> _Task instructions_:
Working through the entries below, find how many lines include the string "icon"; give only that number.

> _Input material_:
-------

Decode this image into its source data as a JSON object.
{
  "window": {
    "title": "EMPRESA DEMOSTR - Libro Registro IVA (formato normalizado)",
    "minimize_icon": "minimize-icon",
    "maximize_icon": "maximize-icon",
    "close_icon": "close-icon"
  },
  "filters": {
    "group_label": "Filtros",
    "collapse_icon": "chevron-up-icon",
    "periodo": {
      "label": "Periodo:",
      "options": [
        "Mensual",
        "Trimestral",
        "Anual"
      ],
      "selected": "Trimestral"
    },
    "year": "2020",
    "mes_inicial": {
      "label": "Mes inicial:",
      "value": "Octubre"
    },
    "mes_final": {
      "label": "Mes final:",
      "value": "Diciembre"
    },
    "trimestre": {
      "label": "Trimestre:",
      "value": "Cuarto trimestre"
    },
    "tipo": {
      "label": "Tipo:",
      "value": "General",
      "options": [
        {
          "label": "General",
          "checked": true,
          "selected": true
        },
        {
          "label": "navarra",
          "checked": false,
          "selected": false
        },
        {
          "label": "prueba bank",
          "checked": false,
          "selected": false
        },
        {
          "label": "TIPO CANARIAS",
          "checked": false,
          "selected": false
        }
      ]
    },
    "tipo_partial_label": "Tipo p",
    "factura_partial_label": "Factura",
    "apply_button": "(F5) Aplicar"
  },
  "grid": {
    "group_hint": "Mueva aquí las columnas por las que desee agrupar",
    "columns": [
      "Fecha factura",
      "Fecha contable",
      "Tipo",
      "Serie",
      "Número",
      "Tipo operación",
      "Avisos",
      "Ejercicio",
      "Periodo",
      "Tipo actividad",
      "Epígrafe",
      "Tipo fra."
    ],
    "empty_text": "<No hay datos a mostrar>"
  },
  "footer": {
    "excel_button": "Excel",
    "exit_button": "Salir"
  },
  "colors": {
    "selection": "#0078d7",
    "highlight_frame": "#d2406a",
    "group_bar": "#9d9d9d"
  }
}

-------

> _Response_:
4